Thursday, May 17, 2012

Bloomberg Prepares for New Battle at Willets Point

The WSJ is reporting on the evolving plans of the Bloomberg administration for Willets Point-and it appears that it wants to use a retail mall as a stalking horse for the future grandiose plan for the entire area:

"New York City officials are shaking up one of Mayor Michael Bloomberg's key development priorities, putting off for years the creation of a new neighborhood in Queens' Willets Point and calling first for a large retail center next to Citi Field, said people familiar with the matter. The tentative deal between the city and the developers—the principal owners of the New York Mets and the developer Related Cos.—upends the original vision for Willets Point, a project for which the city has committed $400 million and cleared the use of eminent domain.

Instead of housing and retail, parking lots for Mets fans would initially replace dozens of businesses in an area known as the Iron Triangle to the east of Citi Field. The new neighborhood is still intended to be built on that61-acre swath of land, but years later and only after a new shopping center is built on a parking lot to the west of the stadium."

New "Green Neighborhood" Is Auto-dependent Mall

"The first step for the developers would be to take on a costly 20-acre environmental cleanup and build the new parking lots for the stadium, the people said. They would also be required to build a hotel and a small amount of retail just to the east of Citi Field. Then they would be able to build more than 800,000 square feet of retail onthe parking lots to the west of the stadium. Only then would construction begin of the new neighborhood first envisioned by the Bloomberg administration, with the construction of the 400 apartments and 680,000 square feet of retail. That aspect of the project could grow, the people said."

Imagine that, an 800 square foot retail mall. Will this include those pesky ramps? Keep in mind WPU's objections to the Federal Highway Administration's approval of the ramps-predicated as it was on the assumption that the project will be built. Now that there is a completely new project the FHWA should be required to revisit its approval and use a no build baseline scenario to determine whether the new ramps would degrade the Van Wyck-as they most certainly will. (

The Journal's story begins to delve into the managerial incompetence that lay behind the original pie in the sky plan: "The city had sought bids for the project, initially conceived in 2007 as another in a line of Bloomberg-backed housing developments on which construction would begin before the mayor left office. But people familiar with the matter said the housing and retail project has become unfeasible as once envisioned, as developers have been unwilling to fully commit given the site's challenges.
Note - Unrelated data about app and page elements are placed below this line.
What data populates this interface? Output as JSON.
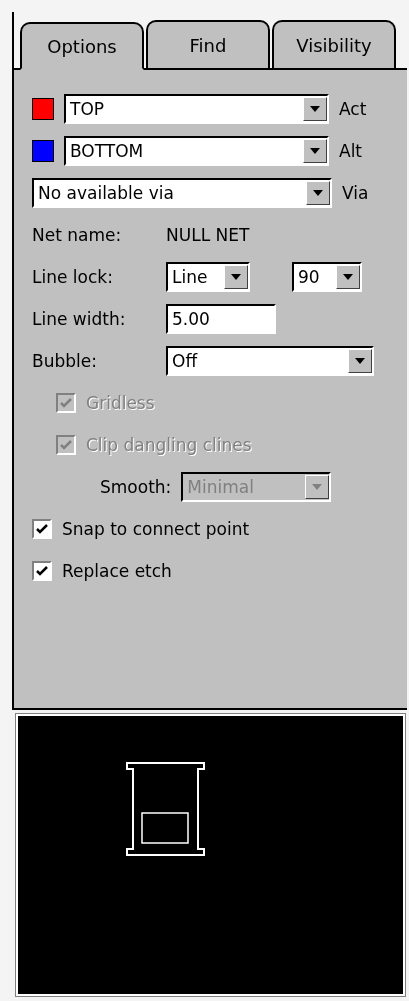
{
  "tabs": [
    {
      "label": "Options",
      "selected": true
    },
    {
      "label": "Find",
      "selected": false
    },
    {
      "label": "Visibility",
      "selected": false
    }
  ],
  "layers": [
    {
      "color": "#ff0000",
      "value": "TOP",
      "label": "Act"
    },
    {
      "color": "#0000ff",
      "value": "BOTTOM",
      "label": "Alt"
    }
  ],
  "via": {
    "value": "No available via",
    "label": "Via"
  },
  "net_name": {
    "label": "Net name:",
    "value": "NULL NET"
  },
  "line_lock": {
    "label": "Line lock:",
    "mode": "Line",
    "angle": "90"
  },
  "line_width": {
    "label": "Line width:",
    "value": "5.00"
  },
  "bubble": {
    "label": "Bubble:",
    "value": "Off"
  },
  "options": [
    {
      "kind": "checkbox",
      "label": "Gridless",
      "checked": true,
      "disabled": true
    },
    {
      "kind": "checkbox",
      "label": "Clip dangling clines",
      "checked": true,
      "disabled": true
    },
    {
      "kind": "select",
      "label": "Smooth:",
      "value": "Minimal",
      "disabled": true
    },
    {
      "kind": "checkbox",
      "label": "Snap to connect point",
      "checked": true,
      "disabled": false
    },
    {
      "kind": "checkbox",
      "label": "Replace etch",
      "checked": true,
      "disabled": false
    }
  ]
}
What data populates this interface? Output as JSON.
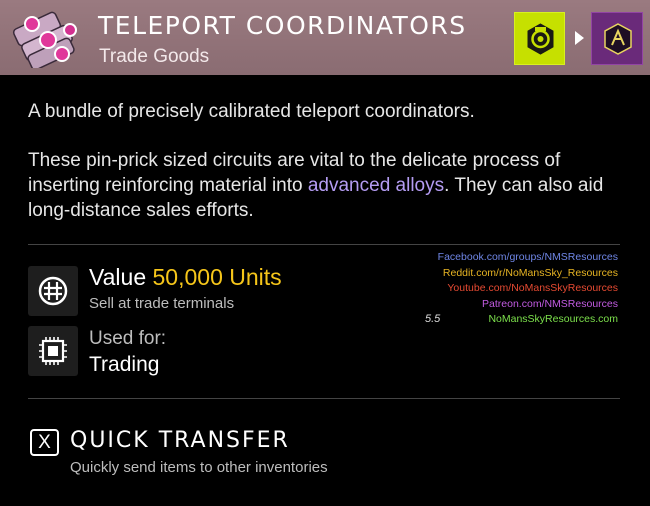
{
  "item": {
    "name": "TELEPORT COORDINATORS",
    "category": "Trade Goods",
    "icon": "teleport-coordinators-icon",
    "header_color": "#9a7a80"
  },
  "refine": {
    "input_icon": "refined-gold-icon",
    "input_color": "#c6e000",
    "output_icon": "trade-crystal-icon",
    "output_color": "#6a2a7a"
  },
  "description": {
    "line1": "A bundle of precisely calibrated teleport coordinators.",
    "para2_before": "These pin-prick sized circuits are vital to the delicate process of inserting reinforcing material into ",
    "para2_link": "advanced alloys",
    "para2_after": ". They can also aid long-distance sales efforts.",
    "link_color": "#b49cf2"
  },
  "value": {
    "label": "Value",
    "amount": "50,000 Units",
    "amount_color": "#f6c61a",
    "subtext": "Sell at trade terminals",
    "icon": "units-icon"
  },
  "usage": {
    "label": "Used for:",
    "value": "Trading",
    "icon": "chip-icon"
  },
  "credits": {
    "facebook": "Facebook.com/groups/NMSResources",
    "reddit": "Reddit.com/r/NoMansSky_Resources",
    "youtube": "Youtube.com/NoMansSkyResources",
    "patreon": "Patreon.com/NMSResources",
    "site": "NoMansSkyResources.com",
    "version": "5.5"
  },
  "quick_transfer": {
    "key": "X",
    "title": "QUICK TRANSFER",
    "subtitle": "Quickly send items to other inventories"
  }
}
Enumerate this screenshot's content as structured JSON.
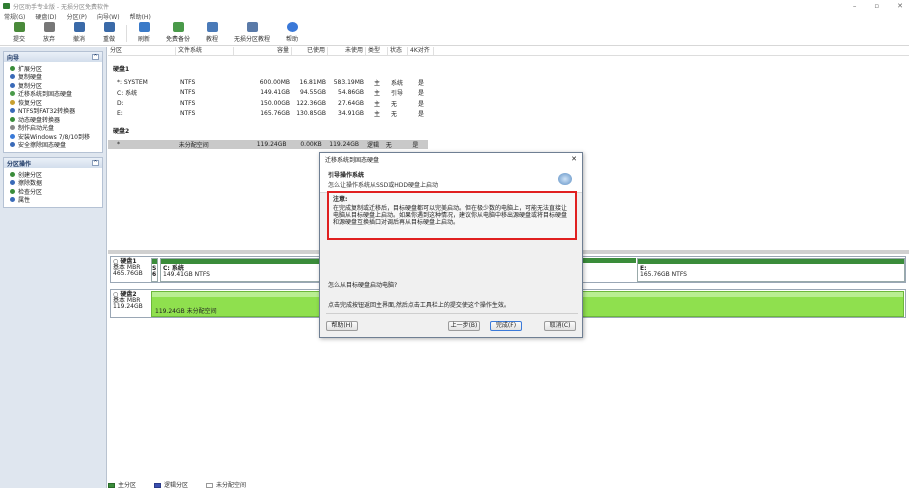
{
  "window": {
    "title": "分区助手专业版 - 无损分区免费软件",
    "controls": [
      "–",
      "▫",
      "✕"
    ]
  },
  "menu": [
    "常规(G)",
    "硬盘(D)",
    "分区(P)",
    "向导(W)",
    "帮助(H)"
  ],
  "toolbar": [
    {
      "label": "提交",
      "icon": "check-icon",
      "color": "#4a8a3a"
    },
    {
      "label": "放弃",
      "icon": "discard-icon",
      "color": "#777777"
    },
    {
      "label": "撤消",
      "icon": "undo-icon",
      "color": "#3a6aa8"
    },
    {
      "label": "重做",
      "icon": "redo-icon",
      "color": "#3a6aa8"
    },
    {
      "label": "刷新",
      "icon": "refresh-icon",
      "color": "#3a7ac8"
    },
    {
      "label": "免费备份",
      "icon": "backup-icon",
      "color": "#4a9a4a"
    },
    {
      "label": "教程",
      "icon": "tutorial-icon",
      "color": "#4a7ab8"
    },
    {
      "label": "无损分区教程",
      "icon": "partition-tutorial-icon",
      "color": "#5a7aa8"
    },
    {
      "label": "帮助",
      "icon": "help-icon",
      "color": "#3a78d8"
    }
  ],
  "sidebar": {
    "wizard": {
      "title": "向导",
      "items": [
        "扩展分区",
        "复制硬盘",
        "复制分区",
        "迁移系统到固态硬盘",
        "恢复分区",
        "NTFS到FAT32转换器",
        "动态硬盘转换器",
        "制作启动光盘",
        "安装Windows 7/8/10到移",
        "安全擦除固态硬盘"
      ]
    },
    "partition_ops": {
      "title": "分区操作",
      "items": [
        "创建分区",
        "擦除数据",
        "检查分区",
        "属性"
      ]
    }
  },
  "table": {
    "headers": [
      "分区",
      "文件系统",
      "容量",
      "已使用",
      "未使用",
      "类型",
      "状态",
      "4K对齐"
    ],
    "disk1_label": "硬盘1",
    "disk1_rows": [
      [
        "*: SYSTEM",
        "NTFS",
        "600.00MB",
        "16.81MB",
        "583.19MB",
        "主",
        "系统",
        "是"
      ],
      [
        "C: 系统",
        "NTFS",
        "149.41GB",
        "94.55GB",
        "54.86GB",
        "主",
        "引导",
        "是"
      ],
      [
        "D:",
        "NTFS",
        "150.00GB",
        "122.36GB",
        "27.64GB",
        "主",
        "无",
        "是"
      ],
      [
        "E:",
        "NTFS",
        "165.76GB",
        "130.85GB",
        "34.91GB",
        "主",
        "无",
        "是"
      ]
    ],
    "disk2_label": "硬盘2",
    "disk2_rows": [
      [
        "*",
        "未分配空间",
        "119.24GB",
        "0.00KB",
        "119.24GB",
        "逻辑",
        "无",
        "是"
      ]
    ]
  },
  "diskmap": {
    "disk1": {
      "name": "硬盘1",
      "type": "基本 MBR",
      "size": "465.76GB",
      "s_label": "S",
      "s_num": "6",
      "c_label": "C: 系统",
      "c_size": "149.41GB NTFS",
      "e_label": "E:",
      "e_size": "165.76GB NTFS"
    },
    "disk2": {
      "name": "硬盘2",
      "type": "基本 MBR",
      "size": "119.24GB",
      "unalloc": "119.24GB 未分配空间"
    }
  },
  "legend": [
    {
      "label": "主分区",
      "color": "#3a8c3a"
    },
    {
      "label": "逻辑分区",
      "color": "#3a4fb0"
    },
    {
      "label": "未分配空间",
      "color": "#ffffff"
    }
  ],
  "dialog": {
    "title": "迁移系统到固态硬盘",
    "close": "✕",
    "header_title": "引导操作系统",
    "header_sub": "怎么让操作系统从SSD或HDD硬盘上启动",
    "notice_title": "注意:",
    "notice_body": "在完成复制或迁移后，目标硬盘都可以完美启动。但在极少数的电脑上，可能无法直接让电脑从目标硬盘上启动。如果你遇到这种情况，建议你从电脑中移出源硬盘或将目标硬盘和源硬盘互换插口对调后再从目标硬盘上启动。",
    "question": "怎么从目标硬盘启动电脑?",
    "instruction": "点击完成按钮返回主界面,然后点击工具栏上的提交使这个操作生效。",
    "btn_help": "帮助(H)",
    "btn_back": "上一步(B)",
    "btn_finish": "完成(F)",
    "btn_cancel": "取消(C)"
  }
}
The site—an industrial area full of car-repair shops that officials have sought to develop for decades—would cost tens of millions of dollars to clean up, and developers were concerned about being able to quickly lure residents andretailers to the unproven area."

And nothing takes away from WPU's continuing opposition-and the group is sure to be joined by others with an axe to grind against Related, the city and Wal-Mart: "The new details are sure to embolden critics of the project and existing landowners in Willets Point, many of whom have long said the city's project wasn't feasible. "The small businesses don't want to leave and will continue to fight any efforts to take their property," said Michael Gerrard, an attorney representing remaining business owners in Willets Point."

Of course the fact that this will all be sent back to the city council is a further complication: "The changes also open it up to the potential for more alterations: part of the new plan must be approved by the City Council given that the extent of the proposed changes would trigger a new environmental review."

What this tells us is that we were right about the dangers of this entire fiasco-and that Mike Bloomberg should have been considering property rights as seriously as he views marriage equality. The only certainty here is that this development-whatever it turns out to be-will be the purview of the next mayor.